My darling sinking. Father Valentine gave extreme unction sinking all day& died in my arms at 6.10 pm.
Alices diaries provide a detailed picture of the Elgars daily life, theimmense labour of Elgars composing and sometimes, of the emotions stirred byhis works, of the first Three Choirs Festival performance of The Dream ofGerontius in 1902, she writes:
Most beautiful, most wonderful in Cathedral A most wonderful day.
The letters to West are largely about details of corrections to works: Westspedantic correctness is more than once dismissed by Elgar insisting that itsounds right. The letters to Gaisberg have a more friendly, witty tone, mostdating from the end of Elgars life. He writes: Our visit to Delius was agreat event for me, and of Yehudi Menuhins performance of Elgars ViolinConcerto at the Royal Albert Hall:
I shd. be a very ungrateful person if I did not at once send hearty thanks toyou for bringing about the wonderful performance. Yehudi was marvelous
Elgars attempts to write a 3rd symphony are documented in 2 letters to OwenMase of the BBC in April 1933. He writes:
I am as forward with the works as I had hoped to be & if nothing untowardoccurs shd. be able to begin to feed the publishers with MS shortly.
Three days later, presumably in response to a letter from Mase, he writes: Ilike your idea to announce the symphony for the May Festival of 1934. Sadlythe Symphony has not been heard until its completion in 1998.
The autograph manuscript of the choral ode The MusicMakers, 1912, is a significant part of the collection, showing the processof composition from sketch to final draft.
The Nature of theGuide
This guide, based on the typescript inventory of thecollection kept in the Special Collections Department of the UniversityLibrary, offers a contents of reels giving brief descriptions of each item. Thecollection is organized in 4 sections: Diaries, Letters, Manuscripts andTranscripts.
Primary Source Media are indebted to the help and expertiseof Christine Penney, University Archivist of the University of Birmingham,Clive Field, Birmingham Universitys Librarian, and also the Barber Trust, forallowing us to publish such rare and valuable material.
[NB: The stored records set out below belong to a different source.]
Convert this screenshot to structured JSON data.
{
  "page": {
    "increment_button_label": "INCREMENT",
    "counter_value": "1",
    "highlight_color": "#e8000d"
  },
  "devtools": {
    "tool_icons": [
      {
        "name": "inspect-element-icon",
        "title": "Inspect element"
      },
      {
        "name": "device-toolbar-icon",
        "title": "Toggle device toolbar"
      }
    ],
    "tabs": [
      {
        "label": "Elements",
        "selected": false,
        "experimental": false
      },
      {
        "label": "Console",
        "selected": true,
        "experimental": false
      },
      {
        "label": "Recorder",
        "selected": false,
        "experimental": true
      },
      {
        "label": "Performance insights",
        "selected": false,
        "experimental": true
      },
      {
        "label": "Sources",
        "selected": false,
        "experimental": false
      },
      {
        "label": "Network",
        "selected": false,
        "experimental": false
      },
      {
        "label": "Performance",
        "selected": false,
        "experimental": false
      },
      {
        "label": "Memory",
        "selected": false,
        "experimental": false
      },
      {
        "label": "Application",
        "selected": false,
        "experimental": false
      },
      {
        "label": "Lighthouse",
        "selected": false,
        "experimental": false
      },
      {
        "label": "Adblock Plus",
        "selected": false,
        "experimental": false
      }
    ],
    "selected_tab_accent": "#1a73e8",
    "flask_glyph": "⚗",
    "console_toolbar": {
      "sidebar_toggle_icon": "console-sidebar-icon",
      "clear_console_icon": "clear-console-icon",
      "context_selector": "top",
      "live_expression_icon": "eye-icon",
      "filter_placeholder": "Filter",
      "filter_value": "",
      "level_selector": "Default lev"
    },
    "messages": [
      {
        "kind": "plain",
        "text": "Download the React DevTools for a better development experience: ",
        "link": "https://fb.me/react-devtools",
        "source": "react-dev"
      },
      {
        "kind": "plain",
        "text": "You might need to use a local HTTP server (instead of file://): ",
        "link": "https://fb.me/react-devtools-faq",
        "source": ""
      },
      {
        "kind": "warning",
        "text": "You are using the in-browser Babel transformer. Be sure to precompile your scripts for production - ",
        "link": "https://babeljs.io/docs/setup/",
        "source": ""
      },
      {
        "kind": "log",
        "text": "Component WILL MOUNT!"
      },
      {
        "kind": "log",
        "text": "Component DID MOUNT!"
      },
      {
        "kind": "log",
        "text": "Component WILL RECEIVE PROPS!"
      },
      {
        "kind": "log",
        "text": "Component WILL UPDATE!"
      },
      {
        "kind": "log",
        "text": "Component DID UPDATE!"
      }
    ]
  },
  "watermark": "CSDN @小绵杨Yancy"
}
We are also indebted toMr. Raymond Monk, Director of the Elgar Foundation and copyright owner ofCarice Elgars diaries, Mr. Peter Shakeshaft of the Sir Edward Elgar Will Trustfor arranging permission to publish the diaries and letters of Sir Edward Elgarand Lady Elgars diaries.
Elgar Foundation Note:
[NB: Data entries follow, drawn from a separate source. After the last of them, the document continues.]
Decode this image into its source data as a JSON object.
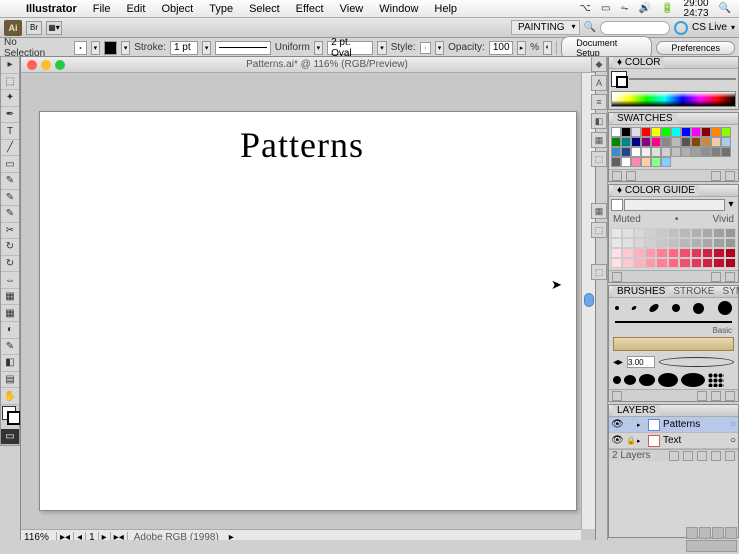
{
  "menubar": {
    "app": "Illustrator",
    "items": [
      "File",
      "Edit",
      "Object",
      "Type",
      "Select",
      "Effect",
      "View",
      "Window",
      "Help"
    ],
    "clock_top": "29:00",
    "clock_bottom": "24:73"
  },
  "appbar": {
    "logo": "Ai",
    "workspace": "PAINTING",
    "cslive": "CS Live"
  },
  "controlbar": {
    "selection": "No Selection",
    "stroke_label": "Stroke:",
    "stroke_value": "1 pt",
    "brush_profile": "Uniform",
    "brush_def": "2 pt. Oval",
    "style_label": "Style:",
    "opacity_label": "Opacity:",
    "opacity_value": "100",
    "pct": "%",
    "doc_setup": "Document Setup",
    "preferences": "Preferences"
  },
  "document": {
    "title": "Patterns.ai* @ 116% (RGB/Preview)",
    "heading": "Patterns",
    "zoom": "116%",
    "page_nav": "1",
    "color_profile": "Adobe RGB (1998)"
  },
  "tools": [
    "▸",
    "⬚",
    "✦",
    "✒",
    "T",
    "╱",
    "▭",
    "✎",
    "✂",
    "↻",
    "▦",
    "◐",
    "◧",
    "▤",
    "⇔",
    "Aa",
    "🔍",
    "✋",
    "⬚"
  ],
  "dock_icons": [
    "◆",
    "A",
    "≡",
    "◧",
    "▦",
    "⬚",
    "⬚",
    "⬚",
    "",
    "▦",
    "⬚"
  ],
  "panels": {
    "color": {
      "tab": "COLOR"
    },
    "swatches": {
      "tab": "SWATCHES",
      "colors": [
        "#ffffff",
        "#000000",
        "#e0e0e0",
        "#ff0000",
        "#ffff00",
        "#00ff00",
        "#00ffff",
        "#0000ff",
        "#ff00ff",
        "#880000",
        "#ff8800",
        "#88ff00",
        "#008800",
        "#008888",
        "#000088",
        "#880088",
        "#ff0088",
        "#888888",
        "#bbbbbb",
        "#555555",
        "#884400",
        "#cc8844",
        "#eeccaa",
        "#aaccee",
        "#4488cc",
        "#224488",
        "#ffffff",
        "#f0f0f0",
        "#e0e0e0",
        "#d0d0d0",
        "#c0c0c0",
        "#b0b0b0",
        "#a0a0a0",
        "#909090",
        "#808080",
        "#707070",
        "#606060",
        "#ffffff",
        "#ff88aa",
        "#ffccaa",
        "#88ff88",
        "#88ccff"
      ]
    },
    "colorguide": {
      "tab": "COLOR GUIDE",
      "muted": "Muted",
      "vivid": "Vivid",
      "grays": [
        "#e8e8e8",
        "#e0e0e0",
        "#d8d8d8",
        "#d0d0d0",
        "#c8c8c8",
        "#c0c0c0",
        "#b8b8b8",
        "#b0b0b0",
        "#a8a8a8",
        "#a0a0a0",
        "#989898"
      ],
      "reds": [
        "#ffe0e4",
        "#ffc8d0",
        "#ffb0bc",
        "#ff98a8",
        "#ff8094",
        "#ff6880",
        "#f0506c",
        "#e03858",
        "#d02044",
        "#c01030",
        "#b0001c"
      ]
    },
    "brushes": {
      "tabs": [
        "BRUSHES",
        "STROKE",
        "SYMBOLS"
      ],
      "basic": "Basic",
      "size": "3.00"
    },
    "layers": {
      "tab": "LAYERS",
      "items": [
        {
          "name": "Patterns",
          "visible": true,
          "selected": true,
          "color": "#5a8ad8"
        },
        {
          "name": "Text",
          "visible": true,
          "selected": false,
          "color": "#d85a5a"
        }
      ],
      "footer": "2 Layers"
    }
  }
}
For several years I owned and cared for the diaries of Edwardand Alice Elgar and I can testify that combined with the Elgar letters,published and unpublished, they add up to perhaps the most complete documentarysource for any composer. The diaries are an indispensable record of the day byday activities of the Elgars and of the times in which they lived. We meettheir friends and are told much about them, especially the Enigma characters,and the pattern of their meetings. The diaries span the thirty year creativelife of Edward Elgar and they enable us to trace the progress of thecomposition and orchestration of all the great works. These fascinatingdocuments will always be the ultimate source for supplying/corroboratingfactual information for the period they cover and they are an essential toolfor any biographer.
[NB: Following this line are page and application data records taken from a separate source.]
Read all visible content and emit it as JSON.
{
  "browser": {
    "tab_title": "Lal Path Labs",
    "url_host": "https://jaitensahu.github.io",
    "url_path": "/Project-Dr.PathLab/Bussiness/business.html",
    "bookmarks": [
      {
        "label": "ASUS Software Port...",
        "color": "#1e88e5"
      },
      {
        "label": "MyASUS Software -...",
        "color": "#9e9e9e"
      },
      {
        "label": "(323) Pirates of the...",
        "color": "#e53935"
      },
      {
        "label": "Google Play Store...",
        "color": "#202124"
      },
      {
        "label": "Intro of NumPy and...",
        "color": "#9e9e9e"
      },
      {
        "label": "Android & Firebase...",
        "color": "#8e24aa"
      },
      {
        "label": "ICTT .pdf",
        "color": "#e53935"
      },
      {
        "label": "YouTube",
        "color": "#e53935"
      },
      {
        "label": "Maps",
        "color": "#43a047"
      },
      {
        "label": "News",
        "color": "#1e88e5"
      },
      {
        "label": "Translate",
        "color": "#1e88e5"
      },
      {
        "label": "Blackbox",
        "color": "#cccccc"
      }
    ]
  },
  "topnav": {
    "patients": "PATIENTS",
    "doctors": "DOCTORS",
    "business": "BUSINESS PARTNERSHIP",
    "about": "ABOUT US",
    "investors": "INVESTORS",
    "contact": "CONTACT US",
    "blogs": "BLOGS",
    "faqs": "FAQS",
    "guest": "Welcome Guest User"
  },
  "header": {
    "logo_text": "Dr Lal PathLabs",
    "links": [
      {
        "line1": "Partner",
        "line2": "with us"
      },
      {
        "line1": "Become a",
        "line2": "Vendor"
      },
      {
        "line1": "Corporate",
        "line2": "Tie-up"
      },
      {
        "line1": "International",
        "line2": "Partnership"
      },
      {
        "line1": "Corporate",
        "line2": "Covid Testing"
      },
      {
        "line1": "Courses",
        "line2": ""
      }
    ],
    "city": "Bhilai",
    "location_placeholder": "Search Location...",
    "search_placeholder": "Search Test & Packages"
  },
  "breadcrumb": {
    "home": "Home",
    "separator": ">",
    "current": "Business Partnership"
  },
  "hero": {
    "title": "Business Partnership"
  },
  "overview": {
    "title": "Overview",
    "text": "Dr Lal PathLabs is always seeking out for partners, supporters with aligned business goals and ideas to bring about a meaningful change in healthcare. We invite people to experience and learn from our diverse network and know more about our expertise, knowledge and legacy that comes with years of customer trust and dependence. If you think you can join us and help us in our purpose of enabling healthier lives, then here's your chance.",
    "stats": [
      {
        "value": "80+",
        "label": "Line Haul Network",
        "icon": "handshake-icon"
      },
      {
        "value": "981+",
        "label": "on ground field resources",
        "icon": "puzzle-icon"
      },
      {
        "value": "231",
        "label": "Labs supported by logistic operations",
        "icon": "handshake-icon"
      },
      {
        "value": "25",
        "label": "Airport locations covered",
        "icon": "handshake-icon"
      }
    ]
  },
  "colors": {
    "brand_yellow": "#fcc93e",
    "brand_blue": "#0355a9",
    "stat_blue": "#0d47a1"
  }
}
We have, in these pages, a wonderful opportunity for thestudy of Alice Elgar herself, in the way she saw her husband and herrelationship with him. Theirs was in many ways the most remarkable marriage inmusical history and I rejoice to know that through the medium of microfilmthese unique diaries will be available worldwide to all who wish to studythem.
Director, The Elgar Foundation
Editor, Elgar Studies and Edward Elgar: Music and Literature